And it is also one of the images which we have before us each year for All Saints’ Day.  In the past few years, we have developed a tradition of speaking the names of our saints here in this room on All Saints’ Sunday:  those people who have formed us in faith, helped us to live and to grow, and who have now passed away.  Some of you have told me about the names we have read:  they are your parents and grandparents, Sunday School teachers and mentors, co-workers and friends, and many others who no longer walk this earth, but when they did, they walked in the ways of Jesus, and they taught you to walk in those ways, too.  This year, for a variety of reasons, we did not collect those names before the service today.  Instead, we are going to let you envision those saints in whatever way works for you. John of Patmos, who wrote Revelation, came to see those countless multitudes of people who had come before in a vision.  He actually saw them, pictured in his mind’s eye, in a heavenly throne room, worshipping around the throne of God.  Maybe that kind of seeing will help you:  to close your eyes and actually picture the faces and the bodies of those people who have come before and showed you how to walk in the ways of Jesus.  Or maybe you are more of a verbal person, so it would be better for you to silently speak their names as you remember them, or to recall what their voices sounded like.  Or maybe you need to use your other senses:  remember what they smelled like, or remember the taste of the food they shared with you, or remember the feeling of the place where you encountered them most often, like their home or church or some other place.


Whatever way works for you, we are going to take a few minutes now to recall those people who have been saints to us in this room.  Our bell choir members can start coming forward; they are going to play for us while we call on the saints, remembering them, naming them, and seeing or hearing or feeling them in whatever way works best for us.  As we remember, among us we will call up a multitude, and even though we can’t know the saints that our neighbors know, we can know that in this place, in this walk of faith, in this life which we want to live well, we are not alone; we are a part of a countless multitude of God’s people singing and praising and rejoicing in the presence of God.


And so in this time, while the bells play, I invite you to be aware of the presence of the people who have been saints for you:  to see them, to hear their names and their voices, to taste their gifts and feel the places they inhabited.  Let us remember the saints…

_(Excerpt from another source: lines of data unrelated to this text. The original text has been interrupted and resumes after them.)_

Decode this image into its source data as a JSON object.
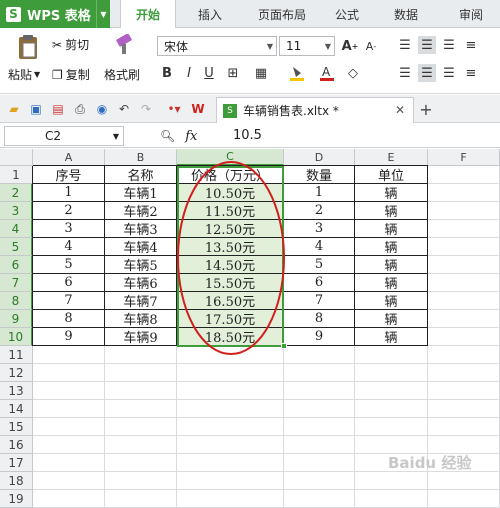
{
  "app": {
    "name": "WPS 表格",
    "logo": "S"
  },
  "ribbon_tabs": [
    "开始",
    "插入",
    "页面布局",
    "公式",
    "数据",
    "审阅"
  ],
  "ribbon": {
    "paste": "粘贴",
    "cut": "剪切",
    "copy": "复制",
    "format_painter": "格式刷",
    "font_name": "宋体",
    "font_size": "11",
    "bold": "B",
    "italic": "I",
    "underline": "U"
  },
  "document": {
    "tab_title": "车辆销售表.xltx *"
  },
  "formula_bar": {
    "cell_ref": "C2",
    "fx": "fx",
    "value": "10.5"
  },
  "columns": [
    "A",
    "B",
    "C",
    "D",
    "E",
    "F"
  ],
  "rows": [
    "1",
    "2",
    "3",
    "4",
    "5",
    "6",
    "7",
    "8",
    "9",
    "10",
    "11",
    "12",
    "13",
    "14",
    "15",
    "16",
    "17",
    "18",
    "19"
  ],
  "table": {
    "headers": [
      "序号",
      "名称",
      "价格（万元）",
      "数量",
      "单位"
    ],
    "rows": [
      [
        "1",
        "车辆1",
        "10.50元",
        "1",
        "辆"
      ],
      [
        "2",
        "车辆2",
        "11.50元",
        "2",
        "辆"
      ],
      [
        "3",
        "车辆3",
        "12.50元",
        "3",
        "辆"
      ],
      [
        "4",
        "车辆4",
        "13.50元",
        "4",
        "辆"
      ],
      [
        "5",
        "车辆5",
        "14.50元",
        "5",
        "辆"
      ],
      [
        "6",
        "车辆6",
        "15.50元",
        "6",
        "辆"
      ],
      [
        "7",
        "车辆7",
        "16.50元",
        "7",
        "辆"
      ],
      [
        "8",
        "车辆8",
        "17.50元",
        "8",
        "辆"
      ],
      [
        "9",
        "车辆9",
        "18.50元",
        "9",
        "辆"
      ]
    ]
  },
  "watermark": "Baidu 经验",
  "colors": {
    "accent": "#3e9c3a",
    "selection_fill": "#e2efd9",
    "annotation": "#d0201c"
  }
}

…Sisters and brothers, God wants us to recognize that we are not alone.  We are among countless multitudes who have come before us, receiving God’s care, especially in times that are terrifying, that are lonely, and that are filled with grief and sadness.  And, as the vision of scripture we read a few minutes ago goes on, God wants us to join our voices with those countless multitudes who have come before us.  God wants us to sing our hearts out, singing with full voice.  As we turn our faces toward God, we lift our palm branches high, or maybe just lift up our hearts.  As we dance in our gleaming white robes, or maybe just in whatever it is we decided to put on when we were getting ready to come here this morning, we look in the crowd for those saints who have taught us how to live and how to believe.  God wants us to sing as we come to realize the truth of this vision:  as we join with those countless multitudes, our spirits will never need to be hungry again, and our souls will never need to be parched again, because God protects us from the scorching sun and guides us to the water of life springing forth, and God will wipe every tear from our eyes.


That is my prayer on this day of celebrating the saints:  that we join with these countless multitudes in praising our God, this day, and every day of our lives.  Amen.